The Psychology of Survey Response
Cambridge University Press, Mar 13, 2000 - Language Arts & Disciplines - 401 pages
This valuable book examines the complex psychological processes involved in answering different types of survey questions. Drawing on both classic and modern research from cognitive psychology, social psychology, and survey methodology, the authors examine how survey responses are formulated and they demonstrate how seemingly unimportant features of the survey can affect the answers obtained. The book provides a comprehensive review of the sources of response errors in surveys, and it offers a coherent theory of the relation between the underlying views of the public and the results of public opinion polls. Topics include the comprehension of survey questions, the recall of relevant facts and beliefs, estimation and inferential processes people use to answer survey questions, the sources of the apparent instability of public opinion, the difficulties in getting responses into the required format, and the distortions introduced into surveys by deliberate misreporting.
What people are saying - Write a review
We haven't found any reviews in the usual places.
Other editions - View all

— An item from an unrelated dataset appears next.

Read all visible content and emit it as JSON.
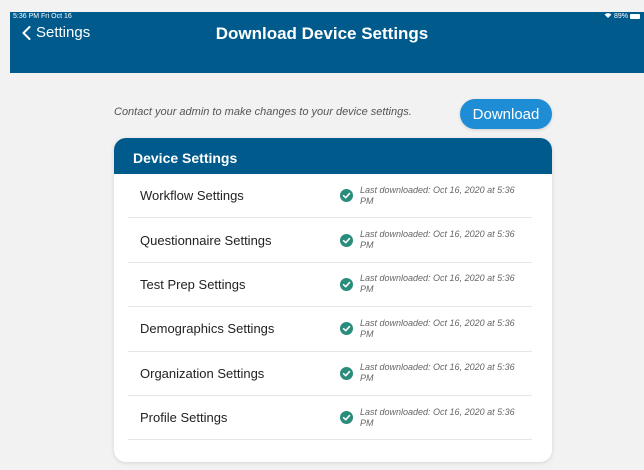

abortion accessibility accuracy answers asked respondents attitude questions autobiographical memory availability heuristic behavior bias Blair Bradburn CASM Chapter cognitive interviews cognitive models cognitive psychology colleagues components computer-assisted considerations consistent context effects contrast effects correlation cues data collection dents duration episodes episodic memory estimates evaluation example experiments Fazio Figure forgetting curves frequency questions impact inferences interval involves issue Jabine Jobe judgment Krosnick Lessler Loftus Marijuana meaning methods of data misreporting months occurred overall possible Presser problems Psychology ques questionnaire Rasinski recall recall-and-count reference period relevant representativeness heuristic respondent's response categories response options response process retrieval round values sample satisficing Schuman Schwarz self-administered semantic memory sentence similar Smith Social Social Psychology specific Strack studies Sudman survey questions survey researchers survey response Table target question telephone telescoping temporal theory tion Tourangeau Tversky types typically variables visits